Tobacco and Nicotine Cessation

Every year about 70% of smokers would like to quit their nicotine addiction, with 40% making an attempt to do so. Sadly, only about 7% succeed on their first attempt,40 but patients need to realize that it may take many attempts to finally be successful at quitting, even as many as30,41 but they should continue to try. There are various ways that people try to quit. These include cold turkey, nicotine replacement therapies (NRT), Bupropion (Zyban), Varenicline (Chantix, Champix), and counseling (Figure 4).42,43

Figure 4. Advantages of Behavioral Counseling.44
Graph showing the advantages of behavioral counseling

The fears of the user to quit include withdrawal symptoms, weight gain, the expense of NRT, and a fear of failure if they are unable to be successful in the attempt. Withdrawal symptoms include, dysphoria, anxiety, irritability, a decrease or increase in heart rate, insomnia, an increase in appetite, and a craving for more nicotine. Withdrawal symptoms can begin as soon as 4 hours after the last cigarette and peak at 3-5 days. Cravings usually last for 3-5 minutes. Most of these symptoms disappear in about 6 months, but as most tobacco users will tell you, they always fear relapsing back to their old habits.

Cessation Approaches
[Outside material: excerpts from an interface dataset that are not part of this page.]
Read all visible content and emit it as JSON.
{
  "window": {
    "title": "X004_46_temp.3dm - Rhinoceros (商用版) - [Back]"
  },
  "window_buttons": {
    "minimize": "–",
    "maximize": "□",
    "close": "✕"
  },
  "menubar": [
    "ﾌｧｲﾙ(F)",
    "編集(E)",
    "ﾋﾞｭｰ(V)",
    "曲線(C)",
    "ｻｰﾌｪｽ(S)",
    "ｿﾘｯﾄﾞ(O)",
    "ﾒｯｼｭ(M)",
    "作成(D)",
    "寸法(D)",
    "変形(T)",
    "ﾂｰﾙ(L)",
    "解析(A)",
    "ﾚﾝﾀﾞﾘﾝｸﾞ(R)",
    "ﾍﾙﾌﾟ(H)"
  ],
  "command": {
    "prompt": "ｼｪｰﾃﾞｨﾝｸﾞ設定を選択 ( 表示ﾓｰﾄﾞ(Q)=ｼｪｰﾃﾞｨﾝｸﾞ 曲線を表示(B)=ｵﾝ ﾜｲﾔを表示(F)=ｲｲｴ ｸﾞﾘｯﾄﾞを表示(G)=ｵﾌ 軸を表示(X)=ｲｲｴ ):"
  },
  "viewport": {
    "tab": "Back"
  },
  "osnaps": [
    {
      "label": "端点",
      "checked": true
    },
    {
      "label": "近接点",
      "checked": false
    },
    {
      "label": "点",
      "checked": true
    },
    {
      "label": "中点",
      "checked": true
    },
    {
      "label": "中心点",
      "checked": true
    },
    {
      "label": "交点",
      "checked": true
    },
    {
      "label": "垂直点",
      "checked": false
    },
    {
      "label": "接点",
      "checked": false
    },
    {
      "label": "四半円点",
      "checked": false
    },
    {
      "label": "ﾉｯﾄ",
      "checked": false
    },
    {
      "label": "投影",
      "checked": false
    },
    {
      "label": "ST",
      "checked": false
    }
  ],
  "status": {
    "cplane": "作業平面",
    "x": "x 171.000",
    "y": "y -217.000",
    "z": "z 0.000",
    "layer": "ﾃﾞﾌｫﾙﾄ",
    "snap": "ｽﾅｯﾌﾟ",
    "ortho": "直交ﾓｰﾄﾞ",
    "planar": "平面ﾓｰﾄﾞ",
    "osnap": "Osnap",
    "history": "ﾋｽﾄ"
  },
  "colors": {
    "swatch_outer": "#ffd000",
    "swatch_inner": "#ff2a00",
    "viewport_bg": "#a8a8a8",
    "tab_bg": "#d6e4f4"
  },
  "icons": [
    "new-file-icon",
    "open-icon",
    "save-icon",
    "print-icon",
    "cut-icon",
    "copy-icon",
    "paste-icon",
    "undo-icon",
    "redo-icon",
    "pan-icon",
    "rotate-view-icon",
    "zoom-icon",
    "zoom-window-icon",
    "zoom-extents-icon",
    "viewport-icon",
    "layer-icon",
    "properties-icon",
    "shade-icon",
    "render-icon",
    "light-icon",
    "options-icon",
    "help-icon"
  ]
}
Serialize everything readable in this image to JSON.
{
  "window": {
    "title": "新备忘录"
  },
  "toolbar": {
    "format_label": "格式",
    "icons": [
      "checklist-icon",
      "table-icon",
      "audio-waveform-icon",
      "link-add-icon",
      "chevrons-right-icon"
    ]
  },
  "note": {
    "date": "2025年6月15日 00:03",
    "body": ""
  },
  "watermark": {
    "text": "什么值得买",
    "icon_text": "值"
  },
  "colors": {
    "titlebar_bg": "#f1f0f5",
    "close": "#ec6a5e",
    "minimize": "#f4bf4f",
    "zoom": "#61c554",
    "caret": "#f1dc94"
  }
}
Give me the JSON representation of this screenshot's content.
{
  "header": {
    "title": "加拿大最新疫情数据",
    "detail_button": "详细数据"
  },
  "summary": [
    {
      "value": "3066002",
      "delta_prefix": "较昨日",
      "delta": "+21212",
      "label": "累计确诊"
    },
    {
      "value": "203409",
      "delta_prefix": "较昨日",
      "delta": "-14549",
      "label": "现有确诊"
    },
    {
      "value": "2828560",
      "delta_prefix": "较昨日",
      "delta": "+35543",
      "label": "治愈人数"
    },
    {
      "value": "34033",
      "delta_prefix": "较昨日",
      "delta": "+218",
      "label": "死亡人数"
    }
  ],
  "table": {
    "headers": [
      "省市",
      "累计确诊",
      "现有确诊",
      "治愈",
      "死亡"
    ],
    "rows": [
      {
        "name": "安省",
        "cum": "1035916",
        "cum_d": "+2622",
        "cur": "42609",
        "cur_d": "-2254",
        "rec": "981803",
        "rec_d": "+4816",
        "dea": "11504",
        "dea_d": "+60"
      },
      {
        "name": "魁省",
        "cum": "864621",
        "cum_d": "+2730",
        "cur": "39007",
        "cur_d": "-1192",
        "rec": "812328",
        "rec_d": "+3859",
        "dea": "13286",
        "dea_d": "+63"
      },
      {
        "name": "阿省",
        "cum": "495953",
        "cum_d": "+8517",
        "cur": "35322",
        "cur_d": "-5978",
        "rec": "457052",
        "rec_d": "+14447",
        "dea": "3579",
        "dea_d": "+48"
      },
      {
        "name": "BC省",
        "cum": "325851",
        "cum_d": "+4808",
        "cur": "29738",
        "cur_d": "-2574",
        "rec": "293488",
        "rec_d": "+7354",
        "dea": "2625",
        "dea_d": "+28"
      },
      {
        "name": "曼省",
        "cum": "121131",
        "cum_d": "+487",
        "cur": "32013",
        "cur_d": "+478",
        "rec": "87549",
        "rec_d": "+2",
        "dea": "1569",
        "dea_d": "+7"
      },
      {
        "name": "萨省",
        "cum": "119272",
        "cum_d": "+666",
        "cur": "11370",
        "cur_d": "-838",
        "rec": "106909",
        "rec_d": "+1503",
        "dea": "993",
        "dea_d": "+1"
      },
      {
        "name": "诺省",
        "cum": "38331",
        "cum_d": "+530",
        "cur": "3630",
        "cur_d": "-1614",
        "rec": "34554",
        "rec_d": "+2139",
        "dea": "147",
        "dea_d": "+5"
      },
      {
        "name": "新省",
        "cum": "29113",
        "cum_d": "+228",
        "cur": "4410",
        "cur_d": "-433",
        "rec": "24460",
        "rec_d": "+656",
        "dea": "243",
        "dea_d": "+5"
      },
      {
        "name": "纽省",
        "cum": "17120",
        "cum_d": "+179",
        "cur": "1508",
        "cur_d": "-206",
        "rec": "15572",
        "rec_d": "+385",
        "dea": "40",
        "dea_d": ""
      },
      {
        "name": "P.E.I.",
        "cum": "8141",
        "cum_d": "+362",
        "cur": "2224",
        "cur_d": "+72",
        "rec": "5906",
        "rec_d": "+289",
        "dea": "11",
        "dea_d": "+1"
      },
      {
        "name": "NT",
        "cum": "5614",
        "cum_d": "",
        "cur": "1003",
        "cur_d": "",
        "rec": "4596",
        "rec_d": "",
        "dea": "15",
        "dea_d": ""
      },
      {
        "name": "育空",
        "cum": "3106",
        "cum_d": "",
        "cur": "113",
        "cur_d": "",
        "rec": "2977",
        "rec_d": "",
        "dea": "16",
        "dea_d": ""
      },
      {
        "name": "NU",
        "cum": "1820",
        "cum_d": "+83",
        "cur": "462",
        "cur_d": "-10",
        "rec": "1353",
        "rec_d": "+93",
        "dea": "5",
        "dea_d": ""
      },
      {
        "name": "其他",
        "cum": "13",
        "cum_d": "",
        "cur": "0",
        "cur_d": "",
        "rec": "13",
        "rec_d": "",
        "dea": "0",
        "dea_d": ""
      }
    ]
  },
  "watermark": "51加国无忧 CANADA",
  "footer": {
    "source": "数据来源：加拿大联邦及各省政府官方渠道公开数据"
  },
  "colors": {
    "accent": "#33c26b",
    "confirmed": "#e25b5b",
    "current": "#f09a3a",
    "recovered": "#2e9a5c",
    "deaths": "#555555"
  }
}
Research shows that people who use a combination of brief counseling, medication and follow-up advice are often successful in stopping. Various NRT’s can be combined, and under certain circumstances used with other drugs.